[TASK TO CARRY OUT] Search the entries for the word "payment" and pull out each line that has it.

::::::

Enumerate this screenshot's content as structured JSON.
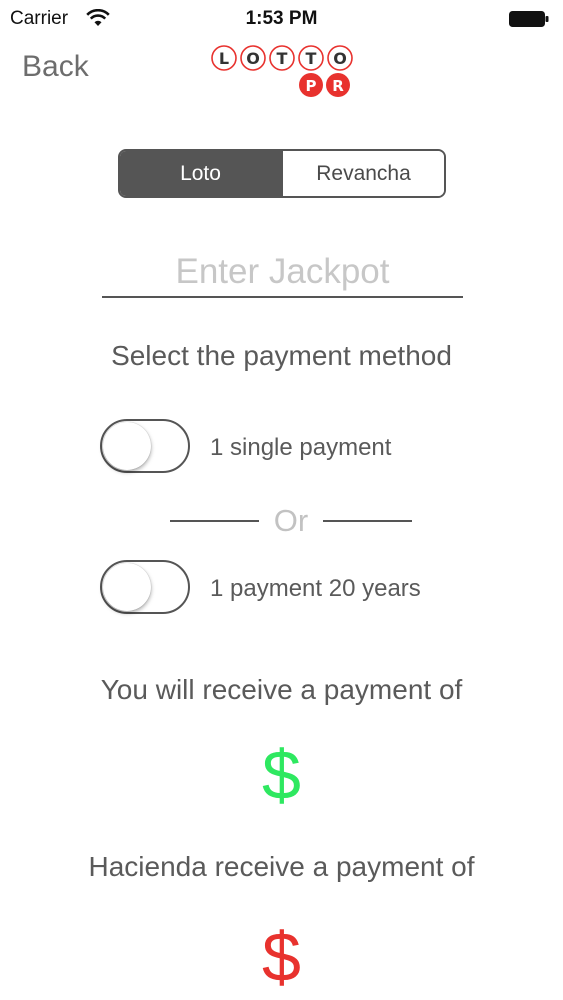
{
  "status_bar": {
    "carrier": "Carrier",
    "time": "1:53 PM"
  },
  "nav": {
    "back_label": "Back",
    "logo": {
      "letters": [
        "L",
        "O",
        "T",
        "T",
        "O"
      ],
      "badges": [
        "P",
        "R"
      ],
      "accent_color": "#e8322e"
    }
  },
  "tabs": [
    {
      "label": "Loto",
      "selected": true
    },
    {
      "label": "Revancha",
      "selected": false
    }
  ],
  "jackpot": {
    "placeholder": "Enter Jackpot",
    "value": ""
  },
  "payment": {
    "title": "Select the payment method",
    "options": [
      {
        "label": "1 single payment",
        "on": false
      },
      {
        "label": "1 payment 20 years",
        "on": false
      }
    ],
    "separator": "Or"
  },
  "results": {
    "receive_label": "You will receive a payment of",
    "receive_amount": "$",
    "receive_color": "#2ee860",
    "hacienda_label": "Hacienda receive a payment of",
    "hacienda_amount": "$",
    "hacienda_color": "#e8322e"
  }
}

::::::

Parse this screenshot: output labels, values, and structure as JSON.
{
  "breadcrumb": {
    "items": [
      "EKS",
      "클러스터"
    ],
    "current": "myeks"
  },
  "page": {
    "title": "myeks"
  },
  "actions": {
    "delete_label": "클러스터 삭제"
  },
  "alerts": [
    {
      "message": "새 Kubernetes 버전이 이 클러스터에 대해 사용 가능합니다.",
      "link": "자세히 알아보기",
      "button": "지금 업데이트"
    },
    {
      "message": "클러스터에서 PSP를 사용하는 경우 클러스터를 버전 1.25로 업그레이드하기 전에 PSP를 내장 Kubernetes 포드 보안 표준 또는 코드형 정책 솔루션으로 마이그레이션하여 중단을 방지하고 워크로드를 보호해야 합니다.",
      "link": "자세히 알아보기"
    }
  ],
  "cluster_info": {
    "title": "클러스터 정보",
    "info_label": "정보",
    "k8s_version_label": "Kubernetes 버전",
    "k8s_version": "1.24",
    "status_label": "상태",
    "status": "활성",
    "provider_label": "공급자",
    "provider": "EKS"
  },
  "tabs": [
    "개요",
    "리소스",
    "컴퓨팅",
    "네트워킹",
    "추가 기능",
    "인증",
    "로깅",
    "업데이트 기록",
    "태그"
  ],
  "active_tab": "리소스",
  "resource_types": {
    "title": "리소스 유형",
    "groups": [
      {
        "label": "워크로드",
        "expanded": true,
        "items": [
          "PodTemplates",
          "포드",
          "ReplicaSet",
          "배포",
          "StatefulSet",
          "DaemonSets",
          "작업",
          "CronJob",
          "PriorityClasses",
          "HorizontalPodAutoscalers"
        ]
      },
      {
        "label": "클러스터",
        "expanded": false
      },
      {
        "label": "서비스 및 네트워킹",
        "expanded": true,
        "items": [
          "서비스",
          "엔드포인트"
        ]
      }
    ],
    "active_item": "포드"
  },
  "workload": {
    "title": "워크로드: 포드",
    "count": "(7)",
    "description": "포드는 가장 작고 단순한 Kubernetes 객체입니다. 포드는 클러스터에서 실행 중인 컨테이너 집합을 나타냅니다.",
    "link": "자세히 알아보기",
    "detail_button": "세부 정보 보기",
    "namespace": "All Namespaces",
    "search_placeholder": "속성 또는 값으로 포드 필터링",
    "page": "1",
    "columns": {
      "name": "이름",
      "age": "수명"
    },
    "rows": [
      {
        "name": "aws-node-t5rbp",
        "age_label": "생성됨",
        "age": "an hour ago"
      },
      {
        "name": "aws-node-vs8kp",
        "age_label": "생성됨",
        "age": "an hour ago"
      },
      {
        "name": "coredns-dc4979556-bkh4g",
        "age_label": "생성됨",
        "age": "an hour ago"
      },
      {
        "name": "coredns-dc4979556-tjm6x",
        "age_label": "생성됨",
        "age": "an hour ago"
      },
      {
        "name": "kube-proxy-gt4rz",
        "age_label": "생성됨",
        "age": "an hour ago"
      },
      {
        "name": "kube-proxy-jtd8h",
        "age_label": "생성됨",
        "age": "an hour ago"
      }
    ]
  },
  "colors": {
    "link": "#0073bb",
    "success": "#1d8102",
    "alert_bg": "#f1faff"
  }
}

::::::

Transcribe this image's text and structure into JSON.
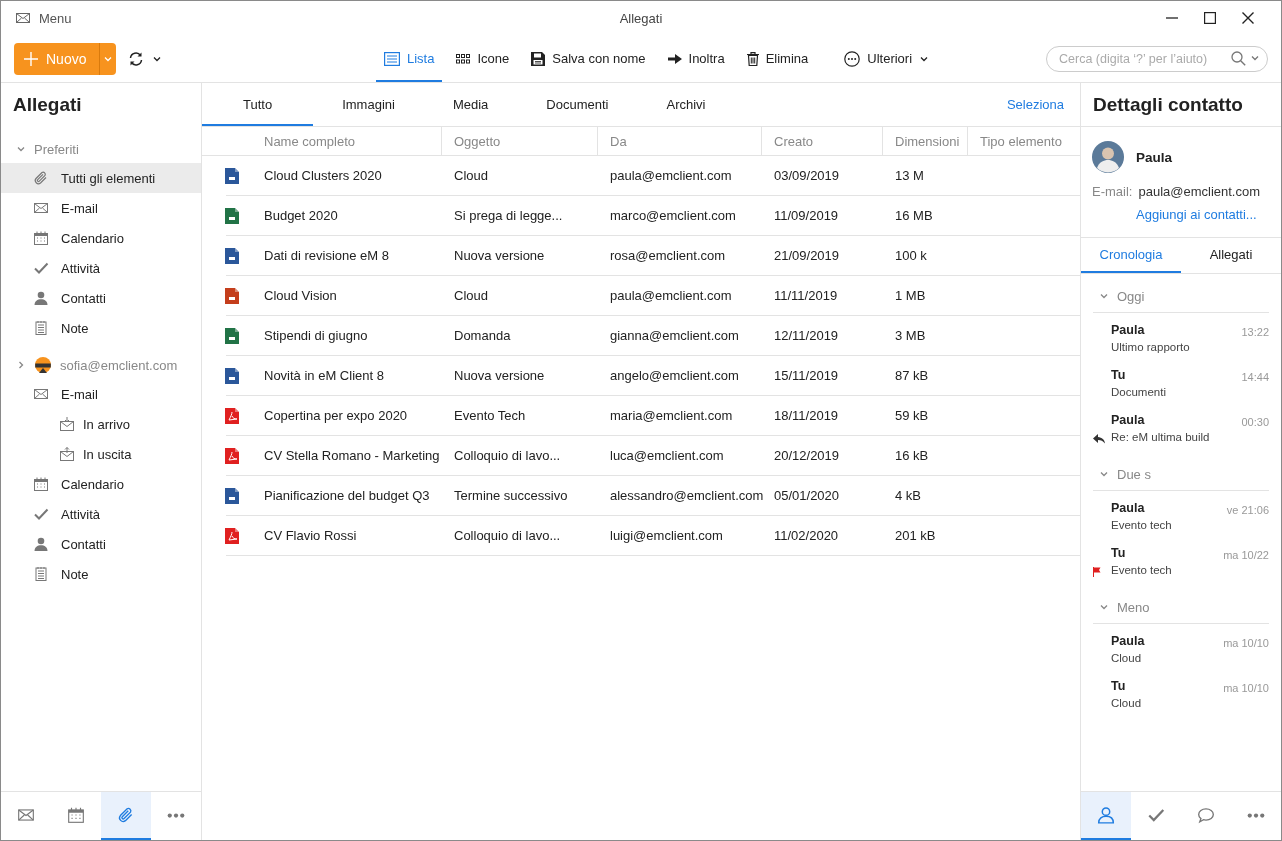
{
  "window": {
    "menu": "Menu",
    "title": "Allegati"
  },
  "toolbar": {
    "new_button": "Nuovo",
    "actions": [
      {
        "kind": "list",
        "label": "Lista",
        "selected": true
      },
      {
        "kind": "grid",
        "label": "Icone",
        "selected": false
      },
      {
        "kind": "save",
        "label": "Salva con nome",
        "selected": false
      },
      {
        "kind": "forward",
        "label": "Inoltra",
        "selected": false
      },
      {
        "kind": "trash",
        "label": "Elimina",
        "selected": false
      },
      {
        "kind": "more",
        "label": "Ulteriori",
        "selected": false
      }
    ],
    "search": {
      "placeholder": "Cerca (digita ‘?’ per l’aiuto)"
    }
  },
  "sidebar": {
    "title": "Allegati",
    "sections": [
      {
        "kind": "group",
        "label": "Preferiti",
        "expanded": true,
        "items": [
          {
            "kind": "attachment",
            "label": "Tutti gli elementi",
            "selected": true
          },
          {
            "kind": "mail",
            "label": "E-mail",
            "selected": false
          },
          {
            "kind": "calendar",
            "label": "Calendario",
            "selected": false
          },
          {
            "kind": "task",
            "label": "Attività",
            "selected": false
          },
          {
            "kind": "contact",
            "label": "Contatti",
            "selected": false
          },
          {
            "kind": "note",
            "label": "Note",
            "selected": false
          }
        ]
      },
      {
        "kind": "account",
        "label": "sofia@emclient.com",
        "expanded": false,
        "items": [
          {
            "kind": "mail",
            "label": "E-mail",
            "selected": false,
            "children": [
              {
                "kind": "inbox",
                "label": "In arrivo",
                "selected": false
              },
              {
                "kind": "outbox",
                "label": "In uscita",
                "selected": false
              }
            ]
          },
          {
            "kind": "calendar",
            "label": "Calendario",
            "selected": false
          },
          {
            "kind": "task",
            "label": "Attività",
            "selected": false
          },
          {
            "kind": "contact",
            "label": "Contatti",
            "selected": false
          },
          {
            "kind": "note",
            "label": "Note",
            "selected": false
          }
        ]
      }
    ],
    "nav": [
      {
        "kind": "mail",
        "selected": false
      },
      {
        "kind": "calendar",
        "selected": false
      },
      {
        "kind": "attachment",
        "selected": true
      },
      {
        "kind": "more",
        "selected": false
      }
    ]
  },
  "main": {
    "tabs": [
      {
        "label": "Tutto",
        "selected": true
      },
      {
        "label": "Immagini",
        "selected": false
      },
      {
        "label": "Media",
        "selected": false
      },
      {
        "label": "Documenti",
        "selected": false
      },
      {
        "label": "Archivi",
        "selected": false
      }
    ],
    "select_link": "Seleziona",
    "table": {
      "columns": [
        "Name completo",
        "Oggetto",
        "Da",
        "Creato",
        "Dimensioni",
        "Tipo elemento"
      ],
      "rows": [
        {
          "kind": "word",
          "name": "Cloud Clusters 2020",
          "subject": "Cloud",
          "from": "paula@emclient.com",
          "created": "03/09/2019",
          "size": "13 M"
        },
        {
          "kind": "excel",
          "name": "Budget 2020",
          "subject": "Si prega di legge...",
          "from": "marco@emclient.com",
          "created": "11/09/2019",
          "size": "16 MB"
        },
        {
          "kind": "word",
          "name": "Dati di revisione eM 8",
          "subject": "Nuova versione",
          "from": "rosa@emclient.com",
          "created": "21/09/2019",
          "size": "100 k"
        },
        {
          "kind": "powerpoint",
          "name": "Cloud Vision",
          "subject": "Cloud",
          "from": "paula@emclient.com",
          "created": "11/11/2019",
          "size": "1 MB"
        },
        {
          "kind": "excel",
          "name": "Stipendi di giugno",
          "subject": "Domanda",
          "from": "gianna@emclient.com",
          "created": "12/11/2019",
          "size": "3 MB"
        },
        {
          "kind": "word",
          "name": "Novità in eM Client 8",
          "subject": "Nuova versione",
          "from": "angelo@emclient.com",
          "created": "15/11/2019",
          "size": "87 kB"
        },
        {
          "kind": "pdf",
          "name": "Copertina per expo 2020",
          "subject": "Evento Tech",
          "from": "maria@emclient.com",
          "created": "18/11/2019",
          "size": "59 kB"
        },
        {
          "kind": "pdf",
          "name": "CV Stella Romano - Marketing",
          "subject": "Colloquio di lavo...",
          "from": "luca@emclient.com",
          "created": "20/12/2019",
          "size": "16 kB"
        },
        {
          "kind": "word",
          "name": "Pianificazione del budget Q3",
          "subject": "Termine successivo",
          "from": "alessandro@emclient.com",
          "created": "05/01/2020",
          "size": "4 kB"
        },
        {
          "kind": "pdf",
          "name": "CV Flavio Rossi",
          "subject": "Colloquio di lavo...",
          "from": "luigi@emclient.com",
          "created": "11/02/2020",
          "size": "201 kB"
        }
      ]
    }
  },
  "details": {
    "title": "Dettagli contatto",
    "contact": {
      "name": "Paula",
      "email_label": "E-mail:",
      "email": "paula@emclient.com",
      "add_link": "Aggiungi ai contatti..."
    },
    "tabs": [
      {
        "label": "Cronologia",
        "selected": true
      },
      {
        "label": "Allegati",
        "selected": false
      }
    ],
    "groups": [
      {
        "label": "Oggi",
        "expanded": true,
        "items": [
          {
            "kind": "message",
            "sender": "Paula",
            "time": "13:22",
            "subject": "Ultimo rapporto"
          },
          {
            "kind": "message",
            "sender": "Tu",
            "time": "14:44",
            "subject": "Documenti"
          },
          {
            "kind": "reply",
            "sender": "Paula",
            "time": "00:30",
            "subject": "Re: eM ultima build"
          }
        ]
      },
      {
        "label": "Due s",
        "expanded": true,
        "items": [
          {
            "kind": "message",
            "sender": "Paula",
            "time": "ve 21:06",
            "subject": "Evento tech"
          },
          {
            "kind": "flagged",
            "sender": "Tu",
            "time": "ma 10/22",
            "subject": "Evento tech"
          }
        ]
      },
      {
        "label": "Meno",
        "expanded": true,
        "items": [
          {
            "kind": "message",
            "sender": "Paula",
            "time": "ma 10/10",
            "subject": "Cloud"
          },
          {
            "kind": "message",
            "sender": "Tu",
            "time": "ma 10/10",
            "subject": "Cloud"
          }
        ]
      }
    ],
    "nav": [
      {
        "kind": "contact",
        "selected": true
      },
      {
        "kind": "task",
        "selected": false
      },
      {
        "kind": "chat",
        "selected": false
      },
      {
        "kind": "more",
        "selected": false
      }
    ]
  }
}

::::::

[WRITTEN ANSWER]
  "payment": {
    "title": "Select the payment method",
        "label": "1 single payment",
        "label": "1 payment 20 years",
    "receive_label": "You will receive a payment of",
    "hacienda_label": "Hacienda receive a payment of",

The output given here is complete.